===== PROVIDED RECORDS

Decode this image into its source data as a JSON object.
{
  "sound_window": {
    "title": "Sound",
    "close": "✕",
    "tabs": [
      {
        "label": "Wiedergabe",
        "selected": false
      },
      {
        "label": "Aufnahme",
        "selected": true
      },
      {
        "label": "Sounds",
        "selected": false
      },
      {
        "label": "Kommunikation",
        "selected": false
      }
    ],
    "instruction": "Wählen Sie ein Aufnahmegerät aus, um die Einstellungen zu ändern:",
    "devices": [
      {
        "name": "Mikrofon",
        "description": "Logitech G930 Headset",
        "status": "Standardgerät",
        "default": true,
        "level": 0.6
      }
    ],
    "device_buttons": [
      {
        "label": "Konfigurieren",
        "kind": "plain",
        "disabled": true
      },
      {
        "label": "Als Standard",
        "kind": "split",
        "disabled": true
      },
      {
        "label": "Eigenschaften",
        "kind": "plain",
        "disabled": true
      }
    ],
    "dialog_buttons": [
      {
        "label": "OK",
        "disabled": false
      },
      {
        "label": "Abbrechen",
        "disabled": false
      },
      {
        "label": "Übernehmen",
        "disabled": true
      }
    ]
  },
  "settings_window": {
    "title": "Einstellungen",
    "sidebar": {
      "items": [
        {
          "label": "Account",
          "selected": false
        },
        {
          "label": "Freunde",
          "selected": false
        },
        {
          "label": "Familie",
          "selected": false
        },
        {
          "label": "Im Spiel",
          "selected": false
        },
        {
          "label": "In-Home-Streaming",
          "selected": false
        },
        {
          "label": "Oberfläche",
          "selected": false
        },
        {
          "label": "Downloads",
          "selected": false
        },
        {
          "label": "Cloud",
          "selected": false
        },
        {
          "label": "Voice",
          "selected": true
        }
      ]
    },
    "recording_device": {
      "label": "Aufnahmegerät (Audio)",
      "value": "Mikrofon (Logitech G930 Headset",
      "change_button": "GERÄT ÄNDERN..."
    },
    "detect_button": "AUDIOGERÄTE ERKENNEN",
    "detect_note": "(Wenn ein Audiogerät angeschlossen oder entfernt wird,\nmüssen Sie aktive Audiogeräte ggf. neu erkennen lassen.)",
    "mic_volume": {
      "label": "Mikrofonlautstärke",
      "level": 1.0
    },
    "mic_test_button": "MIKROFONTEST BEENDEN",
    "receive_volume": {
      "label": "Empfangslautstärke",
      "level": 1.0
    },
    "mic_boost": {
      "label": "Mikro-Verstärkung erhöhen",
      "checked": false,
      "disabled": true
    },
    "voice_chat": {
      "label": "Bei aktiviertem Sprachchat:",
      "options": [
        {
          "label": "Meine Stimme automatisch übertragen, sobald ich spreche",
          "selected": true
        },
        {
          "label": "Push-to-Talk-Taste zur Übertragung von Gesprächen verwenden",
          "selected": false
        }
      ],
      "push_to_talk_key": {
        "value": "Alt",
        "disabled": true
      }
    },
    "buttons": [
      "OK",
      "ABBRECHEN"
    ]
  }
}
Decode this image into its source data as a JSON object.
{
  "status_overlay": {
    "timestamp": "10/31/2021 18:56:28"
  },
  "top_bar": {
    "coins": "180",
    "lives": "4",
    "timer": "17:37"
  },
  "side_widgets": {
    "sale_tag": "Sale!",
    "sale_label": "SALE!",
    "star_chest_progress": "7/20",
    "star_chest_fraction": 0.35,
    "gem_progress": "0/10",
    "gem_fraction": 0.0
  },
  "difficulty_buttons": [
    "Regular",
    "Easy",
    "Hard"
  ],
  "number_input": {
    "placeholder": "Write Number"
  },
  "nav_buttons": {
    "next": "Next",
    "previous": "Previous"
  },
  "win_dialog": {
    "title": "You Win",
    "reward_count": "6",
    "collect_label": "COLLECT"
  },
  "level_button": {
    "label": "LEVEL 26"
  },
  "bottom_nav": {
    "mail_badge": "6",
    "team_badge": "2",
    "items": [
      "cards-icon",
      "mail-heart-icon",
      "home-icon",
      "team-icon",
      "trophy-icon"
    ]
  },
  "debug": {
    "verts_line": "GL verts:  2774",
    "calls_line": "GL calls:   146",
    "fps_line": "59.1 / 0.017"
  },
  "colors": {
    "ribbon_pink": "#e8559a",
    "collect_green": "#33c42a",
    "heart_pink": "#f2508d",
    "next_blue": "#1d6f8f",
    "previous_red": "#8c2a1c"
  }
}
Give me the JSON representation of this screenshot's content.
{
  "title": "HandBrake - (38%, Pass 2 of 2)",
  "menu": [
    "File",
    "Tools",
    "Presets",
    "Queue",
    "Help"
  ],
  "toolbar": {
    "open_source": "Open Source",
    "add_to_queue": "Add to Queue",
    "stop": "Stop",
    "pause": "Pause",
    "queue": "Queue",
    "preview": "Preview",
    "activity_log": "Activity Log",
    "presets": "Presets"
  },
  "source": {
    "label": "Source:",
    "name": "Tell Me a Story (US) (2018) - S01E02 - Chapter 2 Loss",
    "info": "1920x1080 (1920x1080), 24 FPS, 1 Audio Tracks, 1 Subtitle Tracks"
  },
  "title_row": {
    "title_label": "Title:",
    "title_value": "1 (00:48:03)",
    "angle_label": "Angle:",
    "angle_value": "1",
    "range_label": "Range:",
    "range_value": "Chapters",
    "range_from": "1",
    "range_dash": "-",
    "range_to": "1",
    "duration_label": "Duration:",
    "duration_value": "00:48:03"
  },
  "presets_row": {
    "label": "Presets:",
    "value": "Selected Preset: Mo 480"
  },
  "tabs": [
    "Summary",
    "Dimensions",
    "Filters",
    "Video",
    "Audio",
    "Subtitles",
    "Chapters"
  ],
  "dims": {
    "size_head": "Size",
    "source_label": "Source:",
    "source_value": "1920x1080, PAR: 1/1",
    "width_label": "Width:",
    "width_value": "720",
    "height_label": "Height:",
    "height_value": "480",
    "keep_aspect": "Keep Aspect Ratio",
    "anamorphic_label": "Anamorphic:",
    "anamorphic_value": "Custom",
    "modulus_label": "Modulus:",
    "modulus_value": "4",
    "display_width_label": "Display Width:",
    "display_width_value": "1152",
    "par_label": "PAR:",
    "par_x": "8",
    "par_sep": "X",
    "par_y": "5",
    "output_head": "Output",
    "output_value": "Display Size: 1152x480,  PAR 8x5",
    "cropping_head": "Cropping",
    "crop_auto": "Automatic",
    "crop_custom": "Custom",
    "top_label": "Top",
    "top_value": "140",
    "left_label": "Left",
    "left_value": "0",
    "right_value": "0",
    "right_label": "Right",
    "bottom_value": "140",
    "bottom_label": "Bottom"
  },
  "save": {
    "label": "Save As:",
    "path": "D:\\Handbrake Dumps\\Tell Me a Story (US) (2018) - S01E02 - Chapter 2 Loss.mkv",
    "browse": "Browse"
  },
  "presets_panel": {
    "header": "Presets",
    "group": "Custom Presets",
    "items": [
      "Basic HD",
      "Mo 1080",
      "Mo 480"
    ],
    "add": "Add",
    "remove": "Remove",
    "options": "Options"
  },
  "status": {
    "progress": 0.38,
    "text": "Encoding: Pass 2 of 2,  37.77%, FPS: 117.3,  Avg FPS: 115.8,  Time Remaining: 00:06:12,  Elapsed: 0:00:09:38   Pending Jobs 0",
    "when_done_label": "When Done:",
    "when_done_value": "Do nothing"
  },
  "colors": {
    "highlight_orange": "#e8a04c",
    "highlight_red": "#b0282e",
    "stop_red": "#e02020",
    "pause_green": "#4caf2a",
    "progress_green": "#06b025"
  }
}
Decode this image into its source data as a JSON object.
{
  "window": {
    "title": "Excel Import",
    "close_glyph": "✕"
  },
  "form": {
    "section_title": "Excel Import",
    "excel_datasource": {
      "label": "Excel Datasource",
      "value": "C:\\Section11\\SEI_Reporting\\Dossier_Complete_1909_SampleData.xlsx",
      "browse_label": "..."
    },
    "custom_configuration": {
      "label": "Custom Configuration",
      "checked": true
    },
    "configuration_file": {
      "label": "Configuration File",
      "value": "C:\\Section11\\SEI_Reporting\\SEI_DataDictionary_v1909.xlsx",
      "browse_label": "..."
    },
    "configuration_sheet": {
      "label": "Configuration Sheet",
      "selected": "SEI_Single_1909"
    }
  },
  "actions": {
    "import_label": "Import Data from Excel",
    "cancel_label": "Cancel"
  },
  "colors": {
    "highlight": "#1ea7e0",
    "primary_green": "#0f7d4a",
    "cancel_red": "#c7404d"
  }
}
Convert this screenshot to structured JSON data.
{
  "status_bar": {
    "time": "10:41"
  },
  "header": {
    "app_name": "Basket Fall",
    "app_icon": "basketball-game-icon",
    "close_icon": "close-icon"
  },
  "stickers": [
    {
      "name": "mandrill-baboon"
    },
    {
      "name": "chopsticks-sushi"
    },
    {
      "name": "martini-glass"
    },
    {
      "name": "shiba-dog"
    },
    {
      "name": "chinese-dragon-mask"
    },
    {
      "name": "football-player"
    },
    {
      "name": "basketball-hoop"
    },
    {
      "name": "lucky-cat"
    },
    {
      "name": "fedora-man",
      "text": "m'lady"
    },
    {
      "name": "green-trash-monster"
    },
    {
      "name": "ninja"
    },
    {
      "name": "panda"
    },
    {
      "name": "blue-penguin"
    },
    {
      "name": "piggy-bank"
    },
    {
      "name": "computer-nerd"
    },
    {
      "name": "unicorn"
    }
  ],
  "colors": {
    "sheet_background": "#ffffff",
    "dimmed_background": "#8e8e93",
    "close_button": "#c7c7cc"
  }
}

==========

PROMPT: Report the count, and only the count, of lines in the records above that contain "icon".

TASK RESPONSE: 7